Monday, April 6, 2009

Hi Everyone!

Want to Grow Winter Vegetables?
It's growing season - here's much local news:
Our garden is breaking ground at the end of the month. Marc and Tim have chosen a specific heritage crop for the kids to focus on - it's exciting!! And the 1st cob oven is close to done - we'll be doing the sculptural coat next! We want to make the next one at our garden, and keep making them.

Please check with Eliza Buck at the Agricultural Resources Committee (ARC) / SJI Conservation District if you have land you want to keep as open space that you'd be interested in having farmed - or if you are looking for land to farm.
(See info at the right and at the very bottom of this page.) And look at this ARC/Cons. District page ( and this one, ) to see a sample of what the ARC offers.

Think about being a farmer. This morning we just got this note from longtime Waldron farmer (and another of our wonderful Youth Club advisors) Margaret Thorson:

"Hi Linda et al,
After yesterday's last winter farmers market of this season I issued this challenge to everyone on the farmers market and ag guild mailing list. I know that there are Slow Food members on that list but wanted to especially share this challenge with your group:

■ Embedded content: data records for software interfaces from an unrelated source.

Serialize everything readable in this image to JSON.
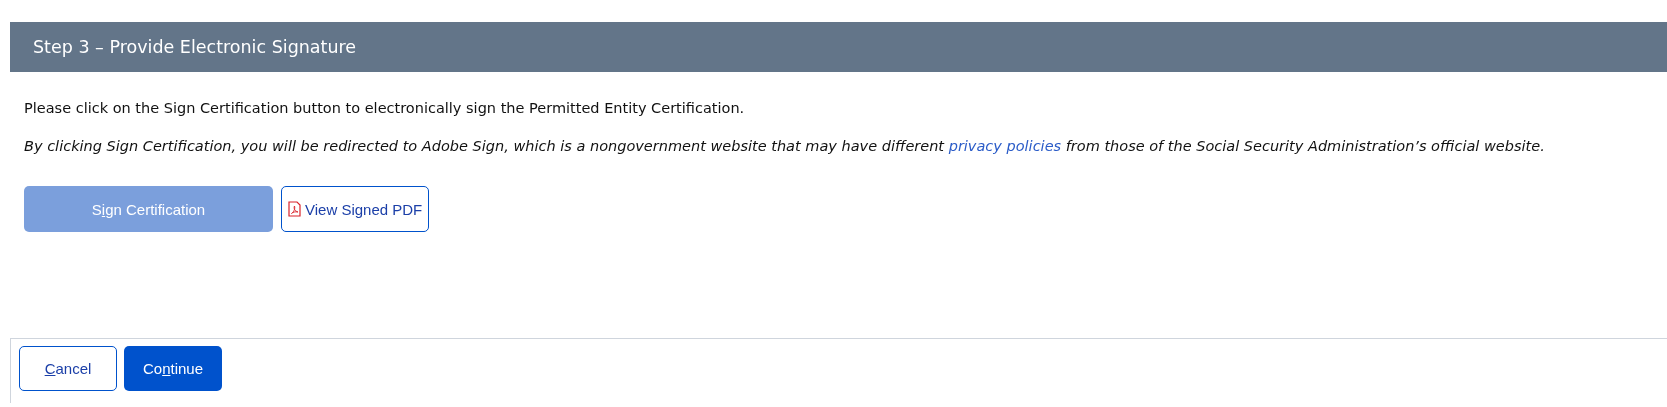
{
  "header": {
    "title": "Step 3 – Provide Electronic Signature"
  },
  "instruction": "Please click on the Sign Certification button to electronically sign the Permitted Entity Certification.",
  "notice": {
    "before": "By clicking Sign Certification, you will be redirected to Adobe Sign, which is a nongovernment website that may have different ",
    "link": "privacy policies",
    "after": " from those of the Social Security Administration’s official website."
  },
  "actions": [
    {
      "kind": "primary",
      "before": "S",
      "key": "i",
      "after": "gn Certification",
      "disabled": true
    },
    {
      "kind": "pdf",
      "after": "View Signed PDF",
      "disabled": false
    }
  ],
  "footer_buttons": [
    {
      "kind": "secondary",
      "key": "C",
      "after": "ancel",
      "disabled": false
    },
    {
      "kind": "primary",
      "before": "Co",
      "key": "n",
      "after": "tinue",
      "disabled": false
    }
  ]
}
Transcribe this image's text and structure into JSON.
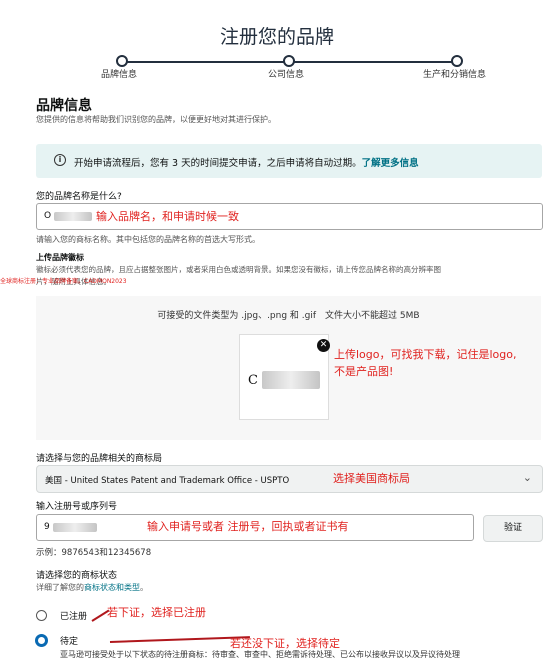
{
  "page": {
    "title": "注册您的品牌"
  },
  "steps": [
    {
      "label": "品牌信息"
    },
    {
      "label": "公司信息"
    },
    {
      "label": "生产和分销信息"
    }
  ],
  "section": {
    "title": "品牌信息",
    "description": "您提供的信息将帮助我们识别您的品牌，以便更好地对其进行保护。"
  },
  "banner": {
    "text": "开始申请流程后，您有 3 天的时间提交申请，之后申请将自动过期。",
    "link": "了解更多信息",
    "icon": "info-icon"
  },
  "brand_name": {
    "label": "您的品牌名称是什么?",
    "value_prefix": "O",
    "annotation": "输入品牌名，和申请时候一致",
    "help": "请输入您的商标名称。其中包括您的品牌名称的首选大写形式。"
  },
  "logo": {
    "label": "上传品牌徽标",
    "help_line1": "徽标必须代表您的品牌，且应占据整张图片，或者采用白色或透明背景。如果您没有徽标，请上传您品牌名称的高分辨率图",
    "help_line2": "片，随附上具体信息。",
    "watermark": "全球商标注册：专业品牌备案。CADMON2023",
    "accepted_types": "可接受的文件类型为 .jpg、.png 和 .gif　文件大小不能超过 5MB",
    "preview_letter": "C",
    "close_icon": "close-icon",
    "annotation_line1": "上传logo，可找我下载，记住是logo,",
    "annotation_line2": "不是产品图!"
  },
  "trademark_office": {
    "label": "请选择与您的品牌相关的商标局",
    "selected": "美国 - United States Patent and Trademark Office - USPTO",
    "annotation": "选择美国商标局"
  },
  "registration_number": {
    "label": "输入注册号或序列号",
    "value_prefix": "9",
    "annotation": "输入申请号或者 注册号，回执或者证书有",
    "verify_button": "验证",
    "example": "示例：9876543和12345678"
  },
  "trademark_status": {
    "label": "请选择您的商标状态",
    "help_prefix": "详细了解您的",
    "help_link": "商标状态和类型",
    "help_suffix": "。",
    "options": [
      {
        "label": "已注册",
        "selected": false,
        "annotation": "若下证，选择已注册"
      },
      {
        "label": "待定",
        "selected": true,
        "annotation": "若还没下证，选择待定"
      }
    ],
    "pending_note": "亚马逊可接受处于以下状态的待注册商标：待审查、审查中、拒绝需诉待处理、已公布以接收异议以及异议待处理"
  },
  "colors": {
    "accent": "#007185",
    "annotation": "#e0221f",
    "arrow": "#b0171c"
  }
}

Today ended the 7th winter farmers market season. Joel and I sold most of our non leek vegetables by 10:20. Between us and the other two Waldron farms we had come up with some salad mix, half a box of carrots, a few napini buds and some spinach (besides 75# of leeks). But obviously we had a lot of disappointed customers who wanted something other than leeks.

We've been doing this for 7 years now and we have been the primary source of whatever winter vegetables have been available for all those years. This was a particularly bad year due to the weather and we are raising this stuff in a fairly wet and cold site. Half of our kale varieties froze out and most of the chard is gone. Or you can say that half of our kale varieties survived and we have a few chard plants that if they survive to make seed will become the parents of our own strain of survivor chard.

We can't continue to do this basically alone. There is so much talk about a permanent site which would include place for an indoor winter market. But if you all want that we can't continue to have just us providing the bulk of the vegetables.

So this is my challenge.
Next April I don't want to be the only table there with vegetables on it. If we can do it so can you. If we want a real market presence on San Juan Island we have to create it ourselves by getting out there an growing stuff. If each of the growers who sell at the market had had half a box of
carrots and a dozen bags of salad or green, 8 or 12 bunches of napini, etc., etc., we would have had a lot fewer disappointed customers. And if we want a real farmers market in a permanent site we can't keep having disappointed customers and you all can't keep depending on the Waldron farmers to form the bulk of the growers.

Winter gardening is just a different learning challenge for a grower. Joel and I have been doing it for years, for ourselves long before we decided to see if we could do it commercially. The customer base is there. We are glad to help out with advice, with recommendations of varieties that have worked for us, etc. Call us,, email us, come by our booth and talk to us. But if every grower grew a bed of winter carrots, and beets, and parsnips, grew more storage onions and squash, tried a bunch of different varieties of kale to see what works on your place, we would
have a vibrant winter market all winter.

The time to start is now, getting seeds of winter vegetables, planning where to plant them so they can go into the ground in June and July and not be in the way of summer crops, etc. There is a big push to get things in in the summer but in the winter there is no weeding and watering.

So assure me that we won't be alone next winter. And let's also consider that Joel and I won't be doing this forever and if you want a functional market you will have to create it. and now is the time to start.

Margaret Thorson
All we have to decide is what to do with the time that is given to us. Gandalf, J. R. R. Tolkien"
(Links added by SF Land & Sea.)
(Photos courtesy of Margaret and Joel)
Margaret and Joel's farm is Thousand Flower; contact info is to the
right on links. Margaret also has a great blog. Check it out!